The University of York study explored the use of Yahoo! Answers on the topic of terrorism and looked at a dataset of 300 questions that attracted more than 2,000 answers. The questions reflected the community’s information needs, ranging from the life of extremists to counter-terrorism policies. Sensitive questions outnumbered innocuous ones.

A typical innocuous question was: Who exactly created ISIS?, while a more sensitive question was: Do you agree with Donald Trump that we should ban Muslims coming from countries seized by ISIS, Al Qaeda and other terrorists? According to the findings, sensitive questions were significantly more likely to be submitted anonymously than innocuous ones.

While no significant difference arose with respect to answers, the paper found that identities were seldom recognisable. Using names non-traceable to themselves, the community group users become embolden to use provocative, inflammatory or uncivil language. “We found that answers were laden with negative emotions reflecting hate speech and Islamophobia, making claims that were rarely verifiable,” said Banerjee.

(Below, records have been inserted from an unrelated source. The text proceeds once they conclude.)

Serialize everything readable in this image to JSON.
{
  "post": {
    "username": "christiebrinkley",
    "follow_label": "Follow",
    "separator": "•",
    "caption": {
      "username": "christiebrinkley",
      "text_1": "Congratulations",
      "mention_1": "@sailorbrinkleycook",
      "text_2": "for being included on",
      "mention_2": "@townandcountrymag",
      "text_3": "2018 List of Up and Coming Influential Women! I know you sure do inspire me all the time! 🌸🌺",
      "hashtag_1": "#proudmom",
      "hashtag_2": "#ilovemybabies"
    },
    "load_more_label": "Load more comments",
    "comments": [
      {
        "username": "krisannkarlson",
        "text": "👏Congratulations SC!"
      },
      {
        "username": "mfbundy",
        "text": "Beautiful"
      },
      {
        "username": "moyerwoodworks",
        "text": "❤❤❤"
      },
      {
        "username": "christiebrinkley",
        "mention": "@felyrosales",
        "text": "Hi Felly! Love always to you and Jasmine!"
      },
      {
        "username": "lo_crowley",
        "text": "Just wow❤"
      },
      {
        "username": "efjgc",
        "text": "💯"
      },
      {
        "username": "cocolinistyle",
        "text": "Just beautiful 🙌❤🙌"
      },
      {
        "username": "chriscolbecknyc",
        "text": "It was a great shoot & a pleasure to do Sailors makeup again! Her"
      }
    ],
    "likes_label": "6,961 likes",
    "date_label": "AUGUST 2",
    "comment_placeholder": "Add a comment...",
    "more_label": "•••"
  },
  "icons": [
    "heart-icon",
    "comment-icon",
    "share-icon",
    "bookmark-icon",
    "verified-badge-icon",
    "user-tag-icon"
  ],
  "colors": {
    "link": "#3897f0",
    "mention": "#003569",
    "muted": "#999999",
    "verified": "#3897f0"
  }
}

Also Read- Facebook and Twitter Remain Divided due to Bloomberg’s Video

Users who posted sensitive questions and answers generally tended to remain anonymous.

“This paper calls for governments and law enforcement agencies to collaborate with major social media companies, including CQAs, to develop a process for cross-platform blacklisting of users and content, as well as identifying those who are vulnerable,” the authors noted in the Aslib Journal of Information Management. (IANS)